Study proves viability of quantum satellite communications

6 Jun 2017

Flight paths for the 7km arc and line, followed from left to right. The star indicates the location of the ground station at Smith Falls{Montague Airport. The inner portions represent where the quantum link was active. Photo produced using GPSVisualizer.com, map data c 2016 Google, imagery c 2016 Cnes/Spot Image, DigitalGlobe, Landsat, New York GIS, USDA Farm Service Agency.

Researchers in Canada have taken a significant step towards enabling secure quantum communication via moving satellites, as announced by the Canadian Government in April 2017.

Their study, published today in the new journal Quantum Science and Technology, demonstrates the first quantum key distribution transmissions from a ground transmitter to a quantum payload on a moving aircraft.

To ensure the tests were a valuable proof of concept for the anticipated satellite mission, the team at the Institute for Quantum Computing (IQC) and Department of Physics and Astronomy of University of Waterloo, Ontario, designed their prototype receiver to consist of components compatible with the size and operating environment restrictions of a micro satellite.

Lead author Christopher Pugh, said: “Quantum key distribution (QKD) establishes cryptographic keys between two distant parties in a way that is cryptanalytically unbreakable. Ground based QKD systems use optical fibre links, and are limited to distances of a few hundred kilometres due to absorption losses, which get exponentially worse as the distance increases.”

“Free space links have been shown to work over ground with varying distances, both in stationary and moving tests. But despite losses due to geometric effects scaling quadratically with distance, the addition of atmospheric absorption and turbulence and the need to have clear line of sight mean terrestrial free-space transmissions are also limited to a few hundred kilometres. Satellite based system expand quantum communication to a global scale.”

To test their system, the team used the Twin Otter aircraft of the National Research Council to carry out 14 passes over their ground transmitting station at varying distances, achieving a quantum signal link for seven passes, and a secret key extraction for six of the seven successful passes.

Principle Investigator Professor Thomas Jennewein, said: “This is an extremely important step which took almost eight years of preparation. It finally demonstrates our technology is viable.

“We achieved optical links at similar angular rates to those of low-Earth-orbit satellites, and for some passes of the aircraft over the ground station, links were established within 10 seconds of position data transmission. We saw link times of a few minutes and received quantum bit error rates typically between three and five per cent, generating secure keys up to 868 kb in length.

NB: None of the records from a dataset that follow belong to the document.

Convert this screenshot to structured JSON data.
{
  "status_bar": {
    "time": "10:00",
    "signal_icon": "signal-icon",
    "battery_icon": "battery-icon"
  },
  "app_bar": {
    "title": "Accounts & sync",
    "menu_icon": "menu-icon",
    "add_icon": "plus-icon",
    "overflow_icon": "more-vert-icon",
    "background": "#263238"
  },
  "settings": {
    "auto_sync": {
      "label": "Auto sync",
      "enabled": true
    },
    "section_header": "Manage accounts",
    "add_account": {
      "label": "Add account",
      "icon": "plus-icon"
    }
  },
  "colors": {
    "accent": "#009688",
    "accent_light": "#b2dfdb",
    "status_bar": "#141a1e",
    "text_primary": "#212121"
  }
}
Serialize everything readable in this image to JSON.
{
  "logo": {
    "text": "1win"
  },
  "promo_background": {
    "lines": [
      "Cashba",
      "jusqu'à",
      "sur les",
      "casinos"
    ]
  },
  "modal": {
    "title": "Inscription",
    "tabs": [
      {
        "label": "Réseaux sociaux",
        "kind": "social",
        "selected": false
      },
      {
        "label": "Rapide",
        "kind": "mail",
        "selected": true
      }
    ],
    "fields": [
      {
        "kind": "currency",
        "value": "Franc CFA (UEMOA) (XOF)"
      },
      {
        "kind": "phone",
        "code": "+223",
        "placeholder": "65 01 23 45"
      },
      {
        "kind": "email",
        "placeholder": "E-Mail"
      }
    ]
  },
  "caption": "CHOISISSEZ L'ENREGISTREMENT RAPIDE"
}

“We have proved the concept, and our results provide a blueprint for future satellite missions to build upon, just in time for the announcement of a quantum satellite mission by the Canadian Government ,” said Jennewein.

 

Further information can be found at http://qeyssat.ca

The Jennewein Research group:  http://research.iqc.uwaterloo.ca/qpl/